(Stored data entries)
----------

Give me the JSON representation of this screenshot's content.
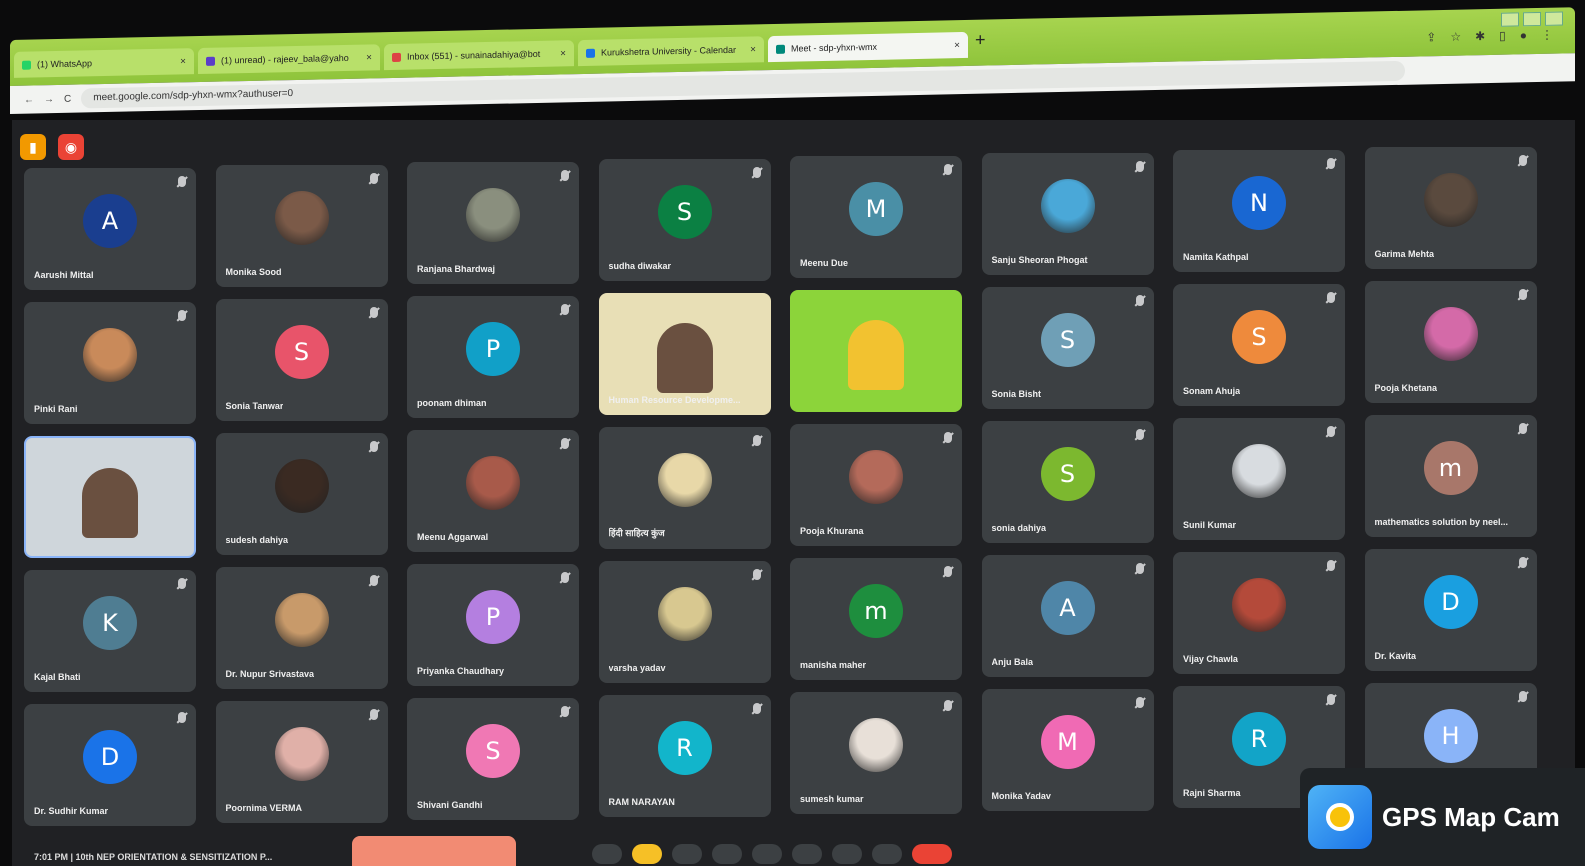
{
  "browser": {
    "tabs": [
      {
        "label": "(1) WhatsApp"
      },
      {
        "label": "(1) unread) - rajeev_bala@yaho"
      },
      {
        "label": "Inbox (551) - sunainadahiya@bot"
      },
      {
        "label": "Kurukshetra University - Calendar"
      },
      {
        "label": "Meet - sdp-yhxn-wmx"
      }
    ],
    "url": "meet.google.com/sdp-yhxn-wmx?authuser=0",
    "newtab_label": "+"
  },
  "meet": {
    "tiles": [
      {
        "name": "Aarushi Mittal",
        "initial": "A",
        "color": "#1a3e8f",
        "type": "initial"
      },
      {
        "name": "Monika Sood",
        "type": "photo",
        "color": "#7b5a48"
      },
      {
        "name": "Ranjana Bhardwaj",
        "type": "photo",
        "color": "#8a8f7e"
      },
      {
        "name": "sudha diwakar",
        "initial": "S",
        "color": "#0b8043",
        "type": "initial"
      },
      {
        "name": "Meenu Due",
        "initial": "M",
        "color": "#4a8fa6",
        "type": "initial"
      },
      {
        "name": "Sanju Sheoran Phogat",
        "type": "photo",
        "color": "#4aa8d8"
      },
      {
        "name": "Namita Kathpal",
        "initial": "N",
        "color": "#1967d2",
        "type": "initial"
      },
      {
        "name": "Garima Mehta",
        "type": "photo",
        "color": "#5a4a3e"
      },
      {
        "name": "Pinki Rani",
        "type": "photo",
        "color": "#c98a5a"
      },
      {
        "name": "Sonia Tanwar",
        "initial": "S",
        "color": "#e8546a",
        "type": "initial"
      },
      {
        "name": "poonam dhiman",
        "initial": "P",
        "color": "#11a0c8",
        "type": "initial"
      },
      {
        "name": "Human Resource Developme...",
        "type": "video",
        "color": "#e8dfb6"
      },
      {
        "name": "",
        "type": "video-green",
        "color": "#8cd43a"
      },
      {
        "name": "Sonia Bisht",
        "initial": "S",
        "color": "#6f9fb6",
        "type": "initial"
      },
      {
        "name": "Sonam Ahuja",
        "initial": "S",
        "color": "#ee8a3c",
        "type": "initial"
      },
      {
        "name": "Pooja Khetana",
        "type": "photo",
        "color": "#d46aa8"
      },
      {
        "name": "",
        "type": "video-self",
        "color": "#cfd6db"
      },
      {
        "name": "sudesh dahiya",
        "type": "photo",
        "color": "#3a2a22"
      },
      {
        "name": "Meenu Aggarwal",
        "type": "photo",
        "color": "#a85a4a"
      },
      {
        "name": "हिंदी साहित्य कुंज",
        "type": "photo",
        "color": "#e8d8a8"
      },
      {
        "name": "Pooja Khurana",
        "type": "photo",
        "color": "#b46a5a"
      },
      {
        "name": "sonia dahiya",
        "initial": "S",
        "color": "#7cb82f",
        "type": "initial"
      },
      {
        "name": "Sunil Kumar",
        "type": "photo",
        "color": "#d8dce0"
      },
      {
        "name": "mathematics solution by neel...",
        "initial": "m",
        "color": "#a8776a",
        "type": "initial"
      },
      {
        "name": "Kajal Bhati",
        "initial": "K",
        "color": "#4f7d92",
        "type": "initial"
      },
      {
        "name": "Dr. Nupur Srivastava",
        "type": "photo",
        "color": "#c89a6a"
      },
      {
        "name": "Priyanka Chaudhary",
        "initial": "P",
        "color": "#b47fe0",
        "type": "initial"
      },
      {
        "name": "varsha yadav",
        "type": "photo",
        "color": "#d8c890"
      },
      {
        "name": "manisha maher",
        "initial": "m",
        "color": "#1e8e3e",
        "type": "initial"
      },
      {
        "name": "Anju Bala",
        "initial": "A",
        "color": "#4f86a8",
        "type": "initial"
      },
      {
        "name": "Vijay Chawla",
        "type": "photo",
        "color": "#b44a3a"
      },
      {
        "name": "Dr. Kavita",
        "initial": "D",
        "color": "#1a9fe0",
        "type": "initial"
      },
      {
        "name": "Dr. Sudhir Kumar",
        "initial": "D",
        "color": "#1a73e8",
        "type": "initial"
      },
      {
        "name": "Poornima VERMA",
        "type": "photo",
        "color": "#e0b0a8"
      },
      {
        "name": "Shivani Gandhi",
        "initial": "S",
        "color": "#f078b4",
        "type": "initial"
      },
      {
        "name": "RAM NARAYAN",
        "initial": "R",
        "color": "#12b5cb",
        "type": "initial"
      },
      {
        "name": "sumesh kumar",
        "type": "photo",
        "color": "#e8e0d8"
      },
      {
        "name": "Monika Yadav",
        "initial": "M",
        "color": "#f06ab4",
        "type": "initial"
      },
      {
        "name": "Rajni Sharma",
        "initial": "R",
        "color": "#12a4c8",
        "type": "initial"
      },
      {
        "name": "",
        "initial": "H",
        "color": "#8ab4f8",
        "type": "initial"
      }
    ],
    "bottom_text": "7:01 PM  |  10th NEP ORIENTATION & SENSITIZATION P..."
  },
  "watermark": {
    "label": "GPS Map Cam"
  }
}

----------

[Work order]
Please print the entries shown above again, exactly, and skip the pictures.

[Answer section]
Give me the JSON representation of this screenshot's content.
{
  "browser": {
    "tabs": [
      {
        "label": "(1) WhatsApp"
      },
      {
        "label": "(1) unread) - rajeev_bala@yaho"
      },
      {
        "label": "Inbox (551) - sunainadahiya@bot"
      },
      {
        "label": "Kurukshetra University - Calendar"
      },
      {
        "label": "Meet - sdp-yhxn-wmx"
      }
    ],
    "url": "meet.google.com/sdp-yhxn-wmx?authuser=0",
    "newtab_label": "+"
  },
  "meet": {
    "tiles": [
      {
        "name": "Aarushi Mittal",
        "initial": "A",
        "color": "#1a3e8f",
        "type": "initial"
      },
      {
        "name": "Monika Sood",
        "type": "photo",
        "color": "#7b5a48"
      },
      {
        "name": "Ranjana Bhardwaj",
        "type": "photo",
        "color": "#8a8f7e"
      },
      {
        "name": "sudha diwakar",
        "initial": "S",
        "color": "#0b8043",
        "type": "initial"
      },
      {
        "name": "Meenu Due",
        "initial": "M",
        "color": "#4a8fa6",
        "type": "initial"
      },
      {
        "name": "Sanju Sheoran Phogat",
        "type": "photo",
        "color": "#4aa8d8"
      },
      {
        "name": "Namita Kathpal",
        "initial": "N",
        "color": "#1967d2",
        "type": "initial"
      },
      {
        "name": "Garima Mehta",
        "type": "photo",
        "color": "#5a4a3e"
      },
      {
        "name": "Pinki Rani",
        "type": "photo",
        "color": "#c98a5a"
      },
      {
        "name": "Sonia Tanwar",
        "initial": "S",
        "color": "#e8546a",
        "type": "initial"
      },
      {
        "name": "poonam dhiman",
        "initial": "P",
        "color": "#11a0c8",
        "type": "initial"
      },
      {
        "name": "Human Resource Developme...",
        "type": "video",
        "color": "#e8dfb6"
      },
      {
        "name": "",
        "type": "video-green",
        "color": "#8cd43a"
      },
      {
        "name": "Sonia Bisht",
        "initial": "S",
        "color": "#6f9fb6",
        "type": "initial"
      },
      {
        "name": "Sonam Ahuja",
        "initial": "S",
        "color": "#ee8a3c",
        "type": "initial"
      },
      {
        "name": "Pooja Khetana",
        "type": "photo",
        "color": "#d46aa8"
      },
      {
        "name": "",
        "type": "video-self",
        "color": "#cfd6db"
      },
      {
        "name": "sudesh dahiya",
        "type": "photo",
        "color": "#3a2a22"
      },
      {
        "name": "Meenu Aggarwal",
        "type": "photo",
        "color": "#a85a4a"
      },
      {
        "name": "हिंदी साहित्य कुंज",
        "type": "photo",
        "color": "#e8d8a8"
      },
      {
        "name": "Pooja Khurana",
        "type": "photo",
        "color": "#b46a5a"
      },
      {
        "name": "sonia dahiya",
        "initial": "S",
        "color": "#7cb82f",
        "type": "initial"
      },
      {
        "name": "Sunil Kumar",
        "type": "photo",
        "color": "#d8dce0"
      },
      {
        "name": "mathematics solution by neel...",
        "initial": "m",
        "color": "#a8776a",
        "type": "initial"
      },
      {
        "name": "Kajal Bhati",
        "initial": "K",
        "color": "#4f7d92",
        "type": "initial"
      },
      {
        "name": "Dr. Nupur Srivastava",
        "type": "photo",
        "color": "#c89a6a"
      },
      {
        "name": "Priyanka Chaudhary",
        "initial": "P",
        "color": "#b47fe0",
        "type": "initial"
      },
      {
        "name": "varsha yadav",
        "type": "photo",
        "color": "#d8c890"
      },
      {
        "name": "manisha maher",
        "initial": "m",
        "color": "#1e8e3e",
        "type": "initial"
      },
      {
        "name": "Anju Bala",
        "initial": "A",
        "color": "#4f86a8",
        "type": "initial"
      },
      {
        "name": "Vijay Chawla",
        "type": "photo",
        "color": "#b44a3a"
      },
      {
        "name": "Dr. Kavita",
        "initial": "D",
        "color": "#1a9fe0",
        "type": "initial"
      },
      {
        "name": "Dr. Sudhir Kumar",
        "initial": "D",
        "color": "#1a73e8",
        "type": "initial"
      },
      {
        "name": "Poornima VERMA",
        "type": "photo",
        "color": "#e0b0a8"
      },
      {
        "name": "Shivani Gandhi",
        "initial": "S",
        "color": "#f078b4",
        "type": "initial"
      },
      {
        "name": "RAM NARAYAN",
        "initial": "R",
        "color": "#12b5cb",
        "type": "initial"
      },
      {
        "name": "sumesh kumar",
        "type": "photo",
        "color": "#e8e0d8"
      },
      {
        "name": "Monika Yadav",
        "initial": "M",
        "color": "#f06ab4",
        "type": "initial"
      },
      {
        "name": "Rajni Sharma",
        "initial": "R",
        "color": "#12a4c8",
        "type": "initial"
      },
      {
        "name": "",
        "initial": "H",
        "color": "#8ab4f8",
        "type": "initial"
      }
    ],
    "bottom_text": "7:01 PM  |  10th NEP ORIENTATION & SENSITIZATION P..."
  },
  "watermark": {
    "label": "GPS Map Cam"
  }
}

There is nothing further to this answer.